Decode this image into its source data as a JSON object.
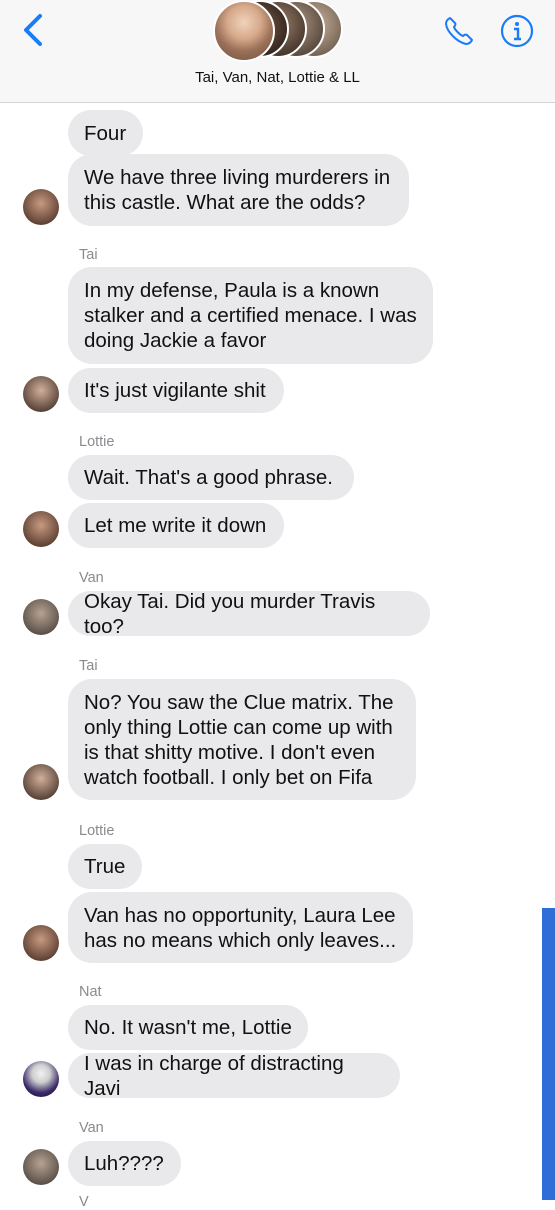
{
  "header": {
    "title": "Tai, Van, Nat, Lottie & LL",
    "back_icon": "chevron-left-icon",
    "call_icon": "phone-icon",
    "info_icon": "info-icon",
    "accent_color": "#1a7cf6"
  },
  "messages": [
    {
      "sender": "",
      "text": "Four"
    },
    {
      "sender": "",
      "text": "We have three living murderers in\nthis castle. What are the odds?"
    },
    {
      "sender": "Tai",
      "text": "In my defense, Paula is a known\nstalker and a certified menace. I was\ndoing Jackie a favor"
    },
    {
      "sender": "",
      "text": "It's just vigilante shit"
    },
    {
      "sender": "Lottie",
      "text": "Wait. That's a good phrase."
    },
    {
      "sender": "",
      "text": "Let me write it down"
    },
    {
      "sender": "Van",
      "text": "Okay Tai. Did you murder Travis too?"
    },
    {
      "sender": "Tai",
      "text": "No? You saw the Clue matrix. The\nonly thing Lottie can come up with\nis that shitty motive. I don't even\nwatch football. I only bet on Fifa"
    },
    {
      "sender": "Lottie",
      "text": "True"
    },
    {
      "sender": "",
      "text": "Van has no opportunity, Laura Lee\nhas no means which only leaves..."
    },
    {
      "sender": "Nat",
      "text": "No. It wasn't me, Lottie"
    },
    {
      "sender": "",
      "text": "I was in charge of distracting Javi"
    },
    {
      "sender": "Van",
      "text": "Luh????"
    },
    {
      "sender": "V",
      "text": ""
    }
  ],
  "colors": {
    "bubble": "#e9e9eb",
    "sender_label": "#8a8a8e",
    "scrollbar": "#2e6ed6"
  }
}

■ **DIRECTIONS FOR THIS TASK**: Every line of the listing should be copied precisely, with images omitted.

■ **THE ANSWER**:
Decode this image into its source data as a JSON object.
{
  "header": {
    "title": "Tai, Van, Nat, Lottie & LL",
    "back_icon": "chevron-left-icon",
    "call_icon": "phone-icon",
    "info_icon": "info-icon",
    "accent_color": "#1a7cf6"
  },
  "messages": [
    {
      "sender": "",
      "text": "Four"
    },
    {
      "sender": "",
      "text": "We have three living murderers in\nthis castle. What are the odds?"
    },
    {
      "sender": "Tai",
      "text": "In my defense, Paula is a known\nstalker and a certified menace. I was\ndoing Jackie a favor"
    },
    {
      "sender": "",
      "text": "It's just vigilante shit"
    },
    {
      "sender": "Lottie",
      "text": "Wait. That's a good phrase."
    },
    {
      "sender": "",
      "text": "Let me write it down"
    },
    {
      "sender": "Van",
      "text": "Okay Tai. Did you murder Travis too?"
    },
    {
      "sender": "Tai",
      "text": "No? You saw the Clue matrix. The\nonly thing Lottie can come up with\nis that shitty motive. I don't even\nwatch football. I only bet on Fifa"
    },
    {
      "sender": "Lottie",
      "text": "True"
    },
    {
      "sender": "",
      "text": "Van has no opportunity, Laura Lee\nhas no means which only leaves..."
    },
    {
      "sender": "Nat",
      "text": "No. It wasn't me, Lottie"
    },
    {
      "sender": "",
      "text": "I was in charge of distracting Javi"
    },
    {
      "sender": "Van",
      "text": "Luh????"
    },
    {
      "sender": "V",
      "text": ""
    }
  ],
  "colors": {
    "bubble": "#e9e9eb",
    "sender_label": "#8a8a8e",
    "scrollbar": "#2e6ed6"
  }
}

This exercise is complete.